4) Customer Motivations have Changed: In our world of employers doing more with less, requiring an employer to complete more claim forms, make more calls to a carrier or send more emails to file or update a disability claim just won’t cut it. The adoption of digital health partners will allow disability carriers to become true extensions of a benefits team. Benefit teams are looking for ways to provide better service to their employees, and do so in a way in which growing headcount isn’t typically a viable option. Technology and digital health can reduce an employer's day-to-day management of benefits, while providing the level of care expected by their employees offered in other forms of consumer business. As an example of allowing tech to drive efficiency and improved customer service, two years ago, my car flooded in one of Charleston SC’s notorious summer flash floods. After completing my Shawshank Redemption hands up to the sky, in the rain reaction, I downloaded my car insurance’s app, took pictures of the car, answered questions (e.g. filed a claim) with an AI bot, uploaded the pictures to the app, spoke to a claim rep for less than 2 minutes, and received my car insurance benefit via direct deposit in five days. It was a break-through, educational customer insurance experience for me. With the adoption of digital health programs, disability carriers can ultimately reach this level of customer service in managing particular claims.
And this digital and disability collaboration is just the beginning. In addition to Guardian, other non-health carriers (Aflac, Allstate, New York Life, MetLife, etc) have also created venture teams, evaluating new forms of digital health (physical health and financial health). So as health care quickly blends into an omnichannel of brick and mortar care, digital health and home health, the VC firms of disability carriers are taking notice and will be ready to make a similar transition in their industries as well.
The marriage of disability carriers and digital health companies provide a unique opportunity to advance the disability industry, establish a new level of customer service, and create an experience which is more in alignment with consumer expectations. It’s a cool culmination of respective all stars in their unique fields, digital health and disability carriers, coming together to “handle with care” employee and employer needs in the digital world.

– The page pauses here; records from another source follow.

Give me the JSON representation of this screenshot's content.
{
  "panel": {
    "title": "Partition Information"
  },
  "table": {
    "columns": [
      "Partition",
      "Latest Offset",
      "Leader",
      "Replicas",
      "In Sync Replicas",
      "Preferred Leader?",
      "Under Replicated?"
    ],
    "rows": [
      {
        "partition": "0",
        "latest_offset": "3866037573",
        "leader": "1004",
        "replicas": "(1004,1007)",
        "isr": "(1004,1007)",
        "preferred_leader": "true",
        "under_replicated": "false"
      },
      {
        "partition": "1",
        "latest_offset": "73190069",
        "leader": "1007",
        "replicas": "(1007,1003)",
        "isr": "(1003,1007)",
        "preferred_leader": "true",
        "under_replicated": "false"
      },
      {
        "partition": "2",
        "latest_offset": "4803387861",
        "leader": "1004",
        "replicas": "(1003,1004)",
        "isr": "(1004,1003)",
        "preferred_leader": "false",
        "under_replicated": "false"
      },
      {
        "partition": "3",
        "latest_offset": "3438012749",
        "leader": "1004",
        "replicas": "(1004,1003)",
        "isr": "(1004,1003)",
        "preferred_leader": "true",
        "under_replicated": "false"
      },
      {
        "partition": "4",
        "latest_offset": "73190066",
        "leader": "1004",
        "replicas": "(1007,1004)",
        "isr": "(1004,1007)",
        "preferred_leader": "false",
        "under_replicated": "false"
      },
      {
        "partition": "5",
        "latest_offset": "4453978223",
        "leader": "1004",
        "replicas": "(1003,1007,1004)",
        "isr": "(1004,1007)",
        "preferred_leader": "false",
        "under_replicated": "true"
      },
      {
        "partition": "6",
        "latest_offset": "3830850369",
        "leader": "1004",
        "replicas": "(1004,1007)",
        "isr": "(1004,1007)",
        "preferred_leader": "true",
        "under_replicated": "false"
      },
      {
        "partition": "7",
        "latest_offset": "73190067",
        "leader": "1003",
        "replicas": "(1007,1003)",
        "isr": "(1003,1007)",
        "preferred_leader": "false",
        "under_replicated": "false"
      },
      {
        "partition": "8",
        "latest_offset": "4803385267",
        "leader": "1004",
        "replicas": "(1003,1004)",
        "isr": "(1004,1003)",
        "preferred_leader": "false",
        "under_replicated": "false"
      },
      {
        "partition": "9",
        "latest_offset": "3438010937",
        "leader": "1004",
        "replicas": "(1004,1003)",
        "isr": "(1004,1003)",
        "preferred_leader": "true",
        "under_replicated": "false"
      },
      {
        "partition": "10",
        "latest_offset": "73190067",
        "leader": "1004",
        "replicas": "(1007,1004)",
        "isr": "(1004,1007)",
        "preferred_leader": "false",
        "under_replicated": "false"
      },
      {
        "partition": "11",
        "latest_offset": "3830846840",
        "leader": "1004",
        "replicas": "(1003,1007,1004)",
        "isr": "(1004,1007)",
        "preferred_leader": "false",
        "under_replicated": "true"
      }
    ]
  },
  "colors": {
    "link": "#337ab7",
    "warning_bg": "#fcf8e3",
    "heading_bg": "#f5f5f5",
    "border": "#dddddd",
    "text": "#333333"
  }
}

Beatles source: The Beatles in 1969 © PictureLux/eyevine
Traveling Wilburys source: https://www.travelingwilburys.com/photo-gallery-polaroid